Two weekends ago the music platform Spotify joined with the New York City Department of Education’s Innovate NYC Schools initiative to sponsor the first ever Music Education Hackathon. A dozen teachers and just as many students joined 174 self-described hackers for the 48-hour sprint, created on Spotify’s initiative and designed from the get-go, says Innovate NYC Schools director Steven Hodas, to meet specific classroom needs.
“We come from a very user-centered philosophy, as does Spotify,” he said. “Before we even started we got together one dozen music educators at Parsons to go through a problem definition process.”
Imagine for a second that you’re a public school band teacher with 300 students on a dozen different instruments, who range from a concert-level pianist to a tone-deaf plodder who can barely get a toot on the clarinet. You have to somehow reach each student at his or her own level and get them collaborating. Oh, and you have to do it with zero budget for extras and from within a testing-driven school culture where you’re expected to objectively evaluate each kids’ progress. The team’s design-thinking yielded five prompts, asking participants to address collaboration, practice, tracking progress, working with parents, and teaching the technicalities of volume and pitch.
The weekend included all-night coding, visits by local bands, and lots of musical bonding. In addition to Spotify, music intelligence platform the Echo Nest and Peachnote, a search engine for musical scores, served as API Partners, and one of the judges was an SVP at Universal Music.
In the end, the groups came up with over 40 projects. Prizewinners were Exemplify, an app that lets teachers build lessons around any song by annotating and adding quizzes, which could be useful in social studies or English as well as music class.

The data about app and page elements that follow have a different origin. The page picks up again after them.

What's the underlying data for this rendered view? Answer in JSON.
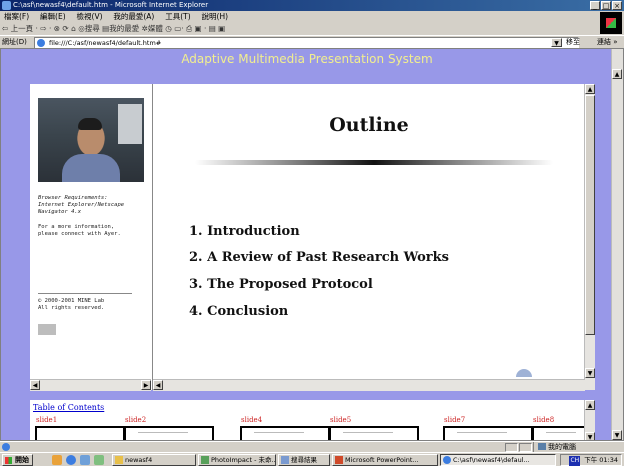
{
  "window": {
    "title": "C:\\asf\\newasf4\\default.htm - Microsoft Internet Explorer",
    "controls": [
      "_",
      "□",
      "×"
    ]
  },
  "menu": [
    "檔案(F)",
    "編輯(E)",
    "檢視(V)",
    "我的最愛(A)",
    "工具(T)",
    "說明(H)"
  ],
  "toolbar": {
    "text": "⇦ 上一頁 · ⇨ · ⊗ ⟳ ⌂   ◎搜尋  ▤我的最愛  ✲媒體  ◷  ▭· ⎙ ▣ · ▤ ▣"
  },
  "address": {
    "label": "網址(D)",
    "value": "file:///C:/asf/newasf4/default.htm#",
    "go_label": "移至",
    "links_label": "連結 »"
  },
  "page": {
    "banner": "Adaptive Multimedia Presentation System",
    "left": {
      "requirements": "Browser Requirements:\nInternet Explorer/Netscape\nNavigator 4.x",
      "contact": "For a more information,\nplease connect with Ayer.",
      "copyright": "© 2000-2001 MINE Lab\nAll rights reserved."
    },
    "slide": {
      "title": "Outline",
      "items": [
        "1. Introduction",
        "2. A Review of Past Research Works",
        "3. The Proposed Protocol",
        "4. Conclusion"
      ]
    },
    "toc": {
      "link": "Table of Contents",
      "slides": [
        "slide1",
        "slide2",
        "slide4",
        "slide5",
        "slide7",
        "slide8"
      ]
    }
  },
  "status": {
    "zone": "我的電腦"
  },
  "taskbar": {
    "start": "開始",
    "tasks": [
      "newasf4",
      "PhotoImpact - 未命...",
      "搜尋結果",
      "Microsoft PowerPoint...",
      "C:\\asf\\newasf4\\defaul..."
    ],
    "ime": "CH",
    "clock": "下午 01:34"
  }
}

The Makey Makey Musical Construction Kit, building on an invention kit created by some folks at the MIT Media Lab with help from Sparkfun., was also a winner. Makey Makey allows teachers and students to, for example, turn household objects into electronic instruments, record and play back individual parts from a choral or ensemble music piece, or explore chord theory.
The third-place winner was Rosetta Tone, which helps students learn a foreign language karaoke-style.
While all the projects had specific classroom purposes, Hodas said that meeting up and having fun was just as important a goal. “The function of arts education is to connect kids to the arts community. And those communities are looking to embrace new people as well, so the bridge-building function makes a lot of sense.”
[Image: Flickr user Brandon Giesbrecht]